In her new exhibition “untethered,” Collins changes up the game. Black is still present, but it is in dialogue with a series of white and brown works that sometimes literally lift from the wall. For the most part, the paintings give up conventional stretcher support. We look at wax-encrusted pieces of burlap—sometimes presented front side out, sometimes mysteriously reversed—that cohere in shingled arrangements which play havoc with the idea of surface.
Each of the works functions as a kind of draped body that holds a history of the weight of the paint and the reactive elasticity of the loosely woven fabric. They sag and curl and buckle and drop hanging threads in a kind of agony of constructive entropy. This is painting incorporated as a rumination on aging and mortality, and it is no accident that part of the prompt for the work was a recent Collins sojourn in Italy, during which time she supervised OCADU’s Florence Program. Religious and historical referents run rampant through an otherwise firmly secular exercise in abstraction.
One of the highlights of the exhibition is a series of smaller paintings that are nothing more than paint-encrusted objects from the studio. Registering as objects first, paintings second, they generate not only a philosophical meta-lift to the proceedings (what is a painting but a paint-encrusted object?) but also suggest the idea that every work in the show is its own kind of relic. These relics read as proofs of life and testaments to suffering within an arena of loose-limbed, free creativity—deep stuff for a painter who, on the basis of modest-sized, attractive earlier works, was often thought mostly a friendly colourist.
The new show puts that notion definitively to rest. Collins is a thinker and a poet with her chosen waxy means.

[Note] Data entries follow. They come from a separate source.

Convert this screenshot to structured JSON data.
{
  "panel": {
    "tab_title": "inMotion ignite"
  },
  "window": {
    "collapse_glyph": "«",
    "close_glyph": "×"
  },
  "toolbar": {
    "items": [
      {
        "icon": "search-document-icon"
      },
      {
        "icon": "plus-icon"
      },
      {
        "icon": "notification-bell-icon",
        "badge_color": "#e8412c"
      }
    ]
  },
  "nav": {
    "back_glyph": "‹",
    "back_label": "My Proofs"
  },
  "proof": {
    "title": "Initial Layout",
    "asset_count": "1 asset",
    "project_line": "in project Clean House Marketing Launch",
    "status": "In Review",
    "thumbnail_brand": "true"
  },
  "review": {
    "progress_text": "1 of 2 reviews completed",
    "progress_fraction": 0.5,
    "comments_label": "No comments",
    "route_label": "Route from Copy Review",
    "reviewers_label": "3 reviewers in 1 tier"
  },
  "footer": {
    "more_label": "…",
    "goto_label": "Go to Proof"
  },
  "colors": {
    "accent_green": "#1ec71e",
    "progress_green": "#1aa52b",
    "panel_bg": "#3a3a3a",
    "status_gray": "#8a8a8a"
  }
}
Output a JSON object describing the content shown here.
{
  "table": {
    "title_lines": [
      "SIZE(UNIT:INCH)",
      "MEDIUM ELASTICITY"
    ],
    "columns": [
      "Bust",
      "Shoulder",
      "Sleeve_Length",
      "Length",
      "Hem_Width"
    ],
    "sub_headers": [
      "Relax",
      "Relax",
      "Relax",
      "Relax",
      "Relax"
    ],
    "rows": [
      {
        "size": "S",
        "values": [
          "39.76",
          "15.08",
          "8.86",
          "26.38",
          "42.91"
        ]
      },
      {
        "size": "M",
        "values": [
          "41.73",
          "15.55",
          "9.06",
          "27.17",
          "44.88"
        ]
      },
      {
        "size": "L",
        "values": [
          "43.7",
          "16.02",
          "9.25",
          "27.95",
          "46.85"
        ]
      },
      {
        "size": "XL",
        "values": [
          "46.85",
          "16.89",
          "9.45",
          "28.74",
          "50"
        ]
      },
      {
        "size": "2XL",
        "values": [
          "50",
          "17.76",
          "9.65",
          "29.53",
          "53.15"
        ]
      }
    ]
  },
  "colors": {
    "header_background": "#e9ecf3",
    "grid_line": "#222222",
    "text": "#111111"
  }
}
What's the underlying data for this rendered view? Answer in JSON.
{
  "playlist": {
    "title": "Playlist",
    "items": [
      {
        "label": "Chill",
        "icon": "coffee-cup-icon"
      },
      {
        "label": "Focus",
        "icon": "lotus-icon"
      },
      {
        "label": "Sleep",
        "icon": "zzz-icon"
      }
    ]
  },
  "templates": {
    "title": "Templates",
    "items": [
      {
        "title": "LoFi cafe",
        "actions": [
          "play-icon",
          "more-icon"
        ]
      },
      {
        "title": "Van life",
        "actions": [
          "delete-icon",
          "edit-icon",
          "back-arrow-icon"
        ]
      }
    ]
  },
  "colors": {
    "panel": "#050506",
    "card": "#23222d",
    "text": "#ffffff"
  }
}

Her pictures carry the heft of life lessons and shared cultural history. This is paint acting out in richly reflective adulthood.